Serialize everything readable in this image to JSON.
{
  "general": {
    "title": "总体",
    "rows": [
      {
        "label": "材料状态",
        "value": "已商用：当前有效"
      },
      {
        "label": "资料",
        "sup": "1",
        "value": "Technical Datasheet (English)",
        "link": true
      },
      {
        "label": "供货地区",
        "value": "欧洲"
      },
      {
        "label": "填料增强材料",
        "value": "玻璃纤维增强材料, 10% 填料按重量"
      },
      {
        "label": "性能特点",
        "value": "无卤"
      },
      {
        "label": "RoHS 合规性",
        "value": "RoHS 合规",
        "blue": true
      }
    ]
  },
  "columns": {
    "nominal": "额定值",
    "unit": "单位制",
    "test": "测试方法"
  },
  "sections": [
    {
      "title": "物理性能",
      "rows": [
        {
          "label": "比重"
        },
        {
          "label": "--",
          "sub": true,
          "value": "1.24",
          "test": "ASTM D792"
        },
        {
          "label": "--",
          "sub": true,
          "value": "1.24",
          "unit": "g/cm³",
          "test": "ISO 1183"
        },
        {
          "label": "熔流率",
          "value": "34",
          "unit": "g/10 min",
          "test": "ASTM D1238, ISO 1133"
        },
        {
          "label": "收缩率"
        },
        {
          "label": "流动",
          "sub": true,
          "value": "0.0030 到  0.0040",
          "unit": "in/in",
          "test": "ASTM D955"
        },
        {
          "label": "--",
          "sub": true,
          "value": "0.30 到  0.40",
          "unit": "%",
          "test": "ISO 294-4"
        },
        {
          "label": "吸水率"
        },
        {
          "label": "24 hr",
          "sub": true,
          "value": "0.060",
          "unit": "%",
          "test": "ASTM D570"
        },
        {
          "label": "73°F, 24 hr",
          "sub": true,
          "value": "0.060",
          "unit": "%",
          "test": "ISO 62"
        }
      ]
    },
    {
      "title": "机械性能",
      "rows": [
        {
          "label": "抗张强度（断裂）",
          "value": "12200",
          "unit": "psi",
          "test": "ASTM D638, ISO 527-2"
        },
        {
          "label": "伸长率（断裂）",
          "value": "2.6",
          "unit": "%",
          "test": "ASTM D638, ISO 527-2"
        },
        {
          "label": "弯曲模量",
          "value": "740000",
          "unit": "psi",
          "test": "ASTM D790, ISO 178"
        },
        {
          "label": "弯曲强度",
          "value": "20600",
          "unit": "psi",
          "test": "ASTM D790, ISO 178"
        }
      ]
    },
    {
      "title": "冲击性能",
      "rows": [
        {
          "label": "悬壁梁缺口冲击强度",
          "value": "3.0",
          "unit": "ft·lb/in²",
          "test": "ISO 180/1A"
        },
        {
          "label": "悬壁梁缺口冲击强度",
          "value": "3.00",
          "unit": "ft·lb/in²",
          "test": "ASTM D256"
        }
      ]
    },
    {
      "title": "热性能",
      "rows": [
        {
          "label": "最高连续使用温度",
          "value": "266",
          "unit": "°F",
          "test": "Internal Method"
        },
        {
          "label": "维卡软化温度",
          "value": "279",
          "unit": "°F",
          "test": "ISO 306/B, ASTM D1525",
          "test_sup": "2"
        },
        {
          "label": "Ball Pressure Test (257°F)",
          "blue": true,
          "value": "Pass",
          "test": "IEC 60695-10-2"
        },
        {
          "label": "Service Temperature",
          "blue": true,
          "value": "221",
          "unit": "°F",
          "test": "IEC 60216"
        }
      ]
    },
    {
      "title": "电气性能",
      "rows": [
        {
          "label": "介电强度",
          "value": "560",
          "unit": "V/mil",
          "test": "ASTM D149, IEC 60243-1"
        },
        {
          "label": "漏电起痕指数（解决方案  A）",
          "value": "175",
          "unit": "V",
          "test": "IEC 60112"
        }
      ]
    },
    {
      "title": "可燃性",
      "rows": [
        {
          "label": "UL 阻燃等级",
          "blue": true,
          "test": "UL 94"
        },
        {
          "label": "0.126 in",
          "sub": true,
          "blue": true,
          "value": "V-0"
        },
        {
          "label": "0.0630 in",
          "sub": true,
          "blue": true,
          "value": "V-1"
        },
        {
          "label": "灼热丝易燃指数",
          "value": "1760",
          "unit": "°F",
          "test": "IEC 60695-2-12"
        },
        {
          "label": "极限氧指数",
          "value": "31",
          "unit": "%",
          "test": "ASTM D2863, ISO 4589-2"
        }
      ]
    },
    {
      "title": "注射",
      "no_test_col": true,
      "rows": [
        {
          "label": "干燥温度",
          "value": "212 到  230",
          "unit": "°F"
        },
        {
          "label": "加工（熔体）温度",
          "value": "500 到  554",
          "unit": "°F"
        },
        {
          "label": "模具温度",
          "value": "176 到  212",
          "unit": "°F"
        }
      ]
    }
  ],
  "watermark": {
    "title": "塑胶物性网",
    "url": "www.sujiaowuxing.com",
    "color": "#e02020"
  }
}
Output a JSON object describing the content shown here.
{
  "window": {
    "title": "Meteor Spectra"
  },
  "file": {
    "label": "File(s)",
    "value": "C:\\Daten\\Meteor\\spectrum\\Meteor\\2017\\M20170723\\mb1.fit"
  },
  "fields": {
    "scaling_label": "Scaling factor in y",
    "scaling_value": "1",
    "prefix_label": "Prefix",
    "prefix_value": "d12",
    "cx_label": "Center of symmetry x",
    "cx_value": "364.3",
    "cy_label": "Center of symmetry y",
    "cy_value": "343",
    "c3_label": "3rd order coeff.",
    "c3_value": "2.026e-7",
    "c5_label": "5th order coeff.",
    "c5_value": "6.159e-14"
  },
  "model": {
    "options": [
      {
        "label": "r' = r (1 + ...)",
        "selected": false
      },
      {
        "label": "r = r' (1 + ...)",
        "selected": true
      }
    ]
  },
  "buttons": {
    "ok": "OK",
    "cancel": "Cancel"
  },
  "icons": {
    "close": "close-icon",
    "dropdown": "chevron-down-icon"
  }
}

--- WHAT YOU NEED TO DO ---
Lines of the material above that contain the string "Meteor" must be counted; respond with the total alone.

--- EXERCISE ANSWER ---
2